"Whatever a guy is lacking, that's what we're going to attack," Kochan said. "That is his weak link, and I don't want any of my guys to have any weak links."

The routine is rigid in general, but different for each pitcher. The day after a start is spent on heavy conditioning, lower body lifting and core work. The pitchers throw a bullpen session, run sprints and do upper body maintenance on the second day between starts and the third day is spent on short, high-intensity sprints and additional core work. The fourth day is what Kochan jokingly calls the "stealing their meal money day," with starters doing just a few easy sprints as they prepare mentally for the next day's start.

Each starter's program is reconfigured every five starts, personally tailored to that pitcher's style. Cain, who has slimmed down over the years, has taken to running and said he has learned not to keep up with Bumgarner, "the big Bamm-Bamm," in the weight room. Zito spends much of his down time in the clubhouse stretching on a foam roller. The 35-year-old Vogelsong, who had back problems last spring, does more core work than most pitchers. And Lincecum?

"He's good at everything," Kochan said. "That's why they call him the freak."

The results speak for themselves. Cain has missed just one start in his eight years, and it wasn't health-related. "It was because I was really bad," Cain said, smiling.

Lincecum, considered a health risk coming out of college, has made at least 32 starts each of the past five seasons and Zito has hit that mark 11 of the past 12 years.
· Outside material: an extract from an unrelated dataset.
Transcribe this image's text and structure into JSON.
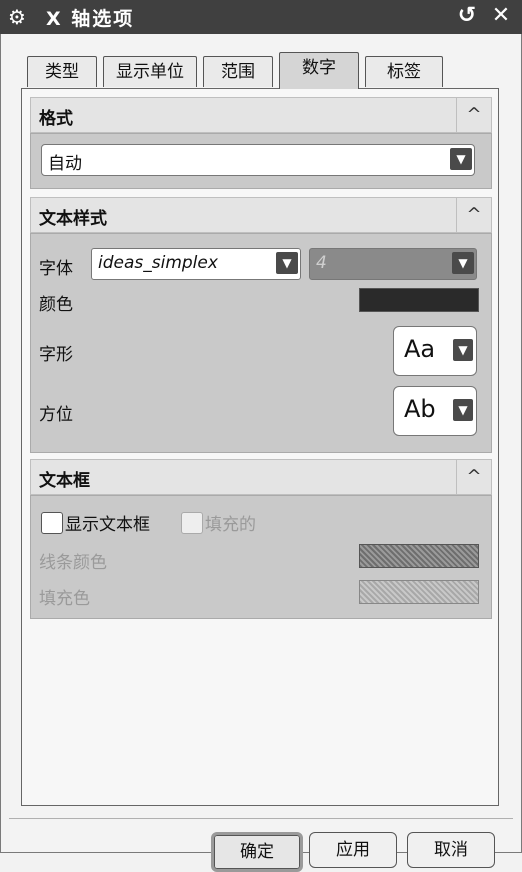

The healthy run certainly is due to more than diligent workouts. Cain points out that the coaching staff has made a habit of giving starters extra rest with each off day rather than reworking the rotation, and also said the consistently good bullpen keeps starters from worrying too much when they are pulled from games.

That's especially important this year after a long 2012 season that ended with a Halloween parade. The Giants closely watched spring workloads and Righetti said extra attention would be paid to Bumgarner, who already has thrown 5692/3 big league innings at the age of 23 and wore down at the end of last season.

The Giants have little starting pitching depth in the high minors, and while they prepare their big leaguers as well as anyone in baseball, they understand that there's only so much you can do when you're talking about protecting pitchers.

"There's a luck of the draw, so to speak," Righetti said. "Any pitcher that logs a lot of innings is suspect to hurting something. But we've been fortunate over the years."

For more on the Giants, see Alex Pavlovic's Giants Extra blog at blogs.mercurynews.com/Giants. Follow him on Twitter at twitter.com/AlexPavlovic.